Graphic Image - WWI Trench warfare exposed soldiers to a vast increase in head and facial injuries, leading to tremendous advancements in plastic surgery and facial reconstruction. However, not all surgeries were successful www.uterinefury.c...

Graphic Image - WWI Trench warfare exposed soldiers to a vast increase in head and facial injuries, leading to tremendous advancements in plastic surgery and facial reconstruction. However, not all surgeries were successful www.uterinefury.c...

Graphic Image - WWI Trench warfare exposed soldiers to a vast increase in head and facial injuries, leading to tremendous advancements in plastic surgery and facial reconstruction. However, not all surgeries were successful www.uterinefury.c...

Wounded soldier from WWI

  • Linda Merz

    It is beyond the unthinkable what these men survived. I study interpersonal violence. As many articles have stated- the human face is the conduit of our very identity and humanity no matter how ordinary or beautiful. It's destruction has the power to negate our sense of self, personality identity, and connection with the interpersonal world of our making. The power of war to destroy these constructs is perhaps war's most insidious consequence.

Graphic Image - WWI Trench warfare exposed soldiers to a vast increase in head and facial injuries, leading to tremendous advancements in plastic surgery and facial reconstruction. However, not all surgeries were successful www.uterinefury.c...

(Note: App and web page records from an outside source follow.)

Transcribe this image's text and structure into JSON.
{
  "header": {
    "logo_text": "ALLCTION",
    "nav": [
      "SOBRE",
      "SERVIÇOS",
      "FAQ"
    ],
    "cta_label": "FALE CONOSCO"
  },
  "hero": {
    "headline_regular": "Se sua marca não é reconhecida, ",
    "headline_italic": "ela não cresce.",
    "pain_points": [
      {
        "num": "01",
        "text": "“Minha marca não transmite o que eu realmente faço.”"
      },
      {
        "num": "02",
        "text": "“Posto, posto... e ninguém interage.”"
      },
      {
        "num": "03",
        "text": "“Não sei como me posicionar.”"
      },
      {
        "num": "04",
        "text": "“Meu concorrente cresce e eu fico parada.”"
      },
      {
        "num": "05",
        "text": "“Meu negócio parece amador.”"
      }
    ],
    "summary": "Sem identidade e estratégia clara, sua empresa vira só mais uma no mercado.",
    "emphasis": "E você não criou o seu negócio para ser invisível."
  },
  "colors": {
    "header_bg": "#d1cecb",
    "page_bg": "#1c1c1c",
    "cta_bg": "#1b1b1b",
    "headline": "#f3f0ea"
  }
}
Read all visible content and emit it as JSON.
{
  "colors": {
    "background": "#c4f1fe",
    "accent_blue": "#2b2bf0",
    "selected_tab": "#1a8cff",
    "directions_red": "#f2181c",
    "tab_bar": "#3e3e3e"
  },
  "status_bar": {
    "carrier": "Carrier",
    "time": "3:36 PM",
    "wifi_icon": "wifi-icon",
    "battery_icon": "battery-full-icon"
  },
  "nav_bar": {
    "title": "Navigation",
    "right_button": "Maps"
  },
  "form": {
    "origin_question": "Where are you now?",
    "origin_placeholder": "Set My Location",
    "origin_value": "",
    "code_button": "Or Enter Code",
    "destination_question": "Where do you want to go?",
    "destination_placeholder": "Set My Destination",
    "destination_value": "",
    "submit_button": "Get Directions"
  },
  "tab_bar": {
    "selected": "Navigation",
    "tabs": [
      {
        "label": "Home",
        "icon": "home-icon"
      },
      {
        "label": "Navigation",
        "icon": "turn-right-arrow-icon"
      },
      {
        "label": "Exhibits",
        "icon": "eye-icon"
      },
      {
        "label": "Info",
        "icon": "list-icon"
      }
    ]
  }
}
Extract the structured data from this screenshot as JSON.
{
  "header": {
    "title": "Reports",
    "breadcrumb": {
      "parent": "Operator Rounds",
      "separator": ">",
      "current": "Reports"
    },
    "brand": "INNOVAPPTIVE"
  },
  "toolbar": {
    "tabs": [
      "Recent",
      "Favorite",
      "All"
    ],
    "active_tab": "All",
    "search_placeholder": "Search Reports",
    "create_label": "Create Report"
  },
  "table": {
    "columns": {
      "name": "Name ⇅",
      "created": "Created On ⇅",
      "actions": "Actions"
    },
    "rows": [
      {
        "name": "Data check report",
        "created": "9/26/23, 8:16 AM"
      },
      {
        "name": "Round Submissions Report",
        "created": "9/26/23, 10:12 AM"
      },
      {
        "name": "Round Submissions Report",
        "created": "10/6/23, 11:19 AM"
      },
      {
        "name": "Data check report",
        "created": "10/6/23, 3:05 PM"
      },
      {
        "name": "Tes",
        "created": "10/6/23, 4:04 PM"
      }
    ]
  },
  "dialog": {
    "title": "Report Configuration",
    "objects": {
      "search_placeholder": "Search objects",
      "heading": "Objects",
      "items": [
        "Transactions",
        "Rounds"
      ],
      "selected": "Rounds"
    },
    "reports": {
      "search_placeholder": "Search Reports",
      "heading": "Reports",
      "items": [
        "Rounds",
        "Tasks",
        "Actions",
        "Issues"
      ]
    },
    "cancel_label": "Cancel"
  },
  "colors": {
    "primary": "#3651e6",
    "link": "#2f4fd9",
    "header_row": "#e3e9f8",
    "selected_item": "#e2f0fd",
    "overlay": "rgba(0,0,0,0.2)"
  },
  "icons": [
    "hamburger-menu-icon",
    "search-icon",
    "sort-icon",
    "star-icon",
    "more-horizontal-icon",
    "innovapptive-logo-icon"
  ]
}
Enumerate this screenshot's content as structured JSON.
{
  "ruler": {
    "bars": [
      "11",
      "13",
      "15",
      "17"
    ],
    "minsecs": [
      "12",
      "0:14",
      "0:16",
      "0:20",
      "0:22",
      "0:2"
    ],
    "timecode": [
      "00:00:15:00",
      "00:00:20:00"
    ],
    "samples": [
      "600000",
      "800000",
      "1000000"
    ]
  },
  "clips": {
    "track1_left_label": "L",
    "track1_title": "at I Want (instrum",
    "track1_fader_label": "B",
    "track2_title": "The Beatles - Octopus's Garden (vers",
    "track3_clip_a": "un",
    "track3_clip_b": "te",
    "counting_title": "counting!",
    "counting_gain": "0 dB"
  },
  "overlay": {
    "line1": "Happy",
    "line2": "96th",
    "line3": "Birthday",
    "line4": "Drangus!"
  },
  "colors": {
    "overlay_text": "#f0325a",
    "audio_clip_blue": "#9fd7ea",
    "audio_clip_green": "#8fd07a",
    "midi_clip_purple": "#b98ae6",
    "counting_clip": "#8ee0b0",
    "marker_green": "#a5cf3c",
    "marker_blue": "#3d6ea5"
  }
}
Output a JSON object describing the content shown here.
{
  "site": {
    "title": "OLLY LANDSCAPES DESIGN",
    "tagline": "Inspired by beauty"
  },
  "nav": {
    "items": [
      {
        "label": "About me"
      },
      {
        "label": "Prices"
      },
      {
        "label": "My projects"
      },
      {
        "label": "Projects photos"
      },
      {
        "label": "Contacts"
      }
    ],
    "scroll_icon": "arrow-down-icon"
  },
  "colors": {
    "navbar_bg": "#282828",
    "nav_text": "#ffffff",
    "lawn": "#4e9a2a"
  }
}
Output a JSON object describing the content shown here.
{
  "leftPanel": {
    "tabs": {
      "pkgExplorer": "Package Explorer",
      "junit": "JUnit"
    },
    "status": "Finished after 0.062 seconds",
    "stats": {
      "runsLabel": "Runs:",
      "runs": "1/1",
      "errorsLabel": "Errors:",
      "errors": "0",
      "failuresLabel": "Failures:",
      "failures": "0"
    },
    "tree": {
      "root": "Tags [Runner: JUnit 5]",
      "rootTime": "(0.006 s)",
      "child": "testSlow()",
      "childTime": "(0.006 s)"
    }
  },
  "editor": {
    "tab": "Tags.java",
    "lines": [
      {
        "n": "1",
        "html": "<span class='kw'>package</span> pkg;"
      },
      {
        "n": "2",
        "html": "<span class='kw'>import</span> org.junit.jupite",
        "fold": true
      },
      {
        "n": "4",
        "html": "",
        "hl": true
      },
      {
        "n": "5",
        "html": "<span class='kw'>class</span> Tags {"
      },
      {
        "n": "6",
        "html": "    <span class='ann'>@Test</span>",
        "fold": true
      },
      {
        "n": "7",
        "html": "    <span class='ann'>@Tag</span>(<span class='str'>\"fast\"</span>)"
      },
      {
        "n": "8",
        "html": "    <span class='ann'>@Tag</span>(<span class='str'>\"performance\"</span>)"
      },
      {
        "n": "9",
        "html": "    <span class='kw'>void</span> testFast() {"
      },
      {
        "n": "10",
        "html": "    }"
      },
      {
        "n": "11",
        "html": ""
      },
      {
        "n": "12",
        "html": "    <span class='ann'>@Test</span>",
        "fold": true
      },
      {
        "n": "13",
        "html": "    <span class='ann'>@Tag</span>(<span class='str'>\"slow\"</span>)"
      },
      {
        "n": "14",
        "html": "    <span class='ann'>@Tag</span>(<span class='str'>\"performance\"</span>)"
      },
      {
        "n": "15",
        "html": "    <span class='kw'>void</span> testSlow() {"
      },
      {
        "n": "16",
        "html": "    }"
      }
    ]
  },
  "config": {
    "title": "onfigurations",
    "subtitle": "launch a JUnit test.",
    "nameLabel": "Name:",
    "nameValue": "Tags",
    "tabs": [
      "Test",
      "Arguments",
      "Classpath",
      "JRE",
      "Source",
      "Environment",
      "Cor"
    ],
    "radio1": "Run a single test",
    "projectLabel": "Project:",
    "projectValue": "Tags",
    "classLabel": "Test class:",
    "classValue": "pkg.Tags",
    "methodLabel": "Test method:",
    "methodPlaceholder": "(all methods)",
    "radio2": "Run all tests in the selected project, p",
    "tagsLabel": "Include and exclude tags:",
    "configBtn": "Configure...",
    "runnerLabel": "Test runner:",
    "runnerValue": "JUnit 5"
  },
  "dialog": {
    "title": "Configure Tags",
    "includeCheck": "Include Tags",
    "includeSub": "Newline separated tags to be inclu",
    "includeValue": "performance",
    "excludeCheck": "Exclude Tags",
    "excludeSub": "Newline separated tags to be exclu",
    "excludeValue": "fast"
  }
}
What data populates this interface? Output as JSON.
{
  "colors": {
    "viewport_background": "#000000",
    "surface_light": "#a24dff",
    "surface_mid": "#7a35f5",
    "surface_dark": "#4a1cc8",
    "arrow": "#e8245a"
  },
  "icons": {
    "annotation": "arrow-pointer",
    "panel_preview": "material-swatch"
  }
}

Graphic Image - WWI Trench warfare exposed soldiers to a vast increase in head and facial injuries, leading to tremendous advancements in plastic surgery and facial reconstruction. However, not all surgeries were successful www.uterinefury.c...

  • Darillyn Starr

    I had a hard time choosing a photo to make this comment on! It is hard to look at these, even in black and white. I can't imagine the horror of these facial injuries. It is fascinating that so much was learned about reconstructive surgery during The Great War. I wonder how many of these horribly disfigured boys were really thankful for what was done for them. I mean, I am sure they appreciated the fact that there were people who were willing to work to try to give them a future. But I would bet that many took their own lives, at some point it time. On the other hand, I'm sure there were others who rose above it, had family and others who were able to get beyond what they looked like and maintained meaningful relationships. Probably some went on to raise families. I wish we knew their names and their histories, so we had something to remember them by besides these horrifying photos.

Wounded soldier from WWI with prosthetic face made from tin www.gilliesarchiv...

Loss of nose due to an injury, and replacement by a finger in 1880 we-make-money-not...

Victim of the trenches

Four views of facial reconstruction after a war wound, July 1916. www.superstock.co...


Spot something interesting?
You can save any Pin for later. All you have to do is sign up!
45 seconds
to sign up (free!)
25+ Billion
Pins to explore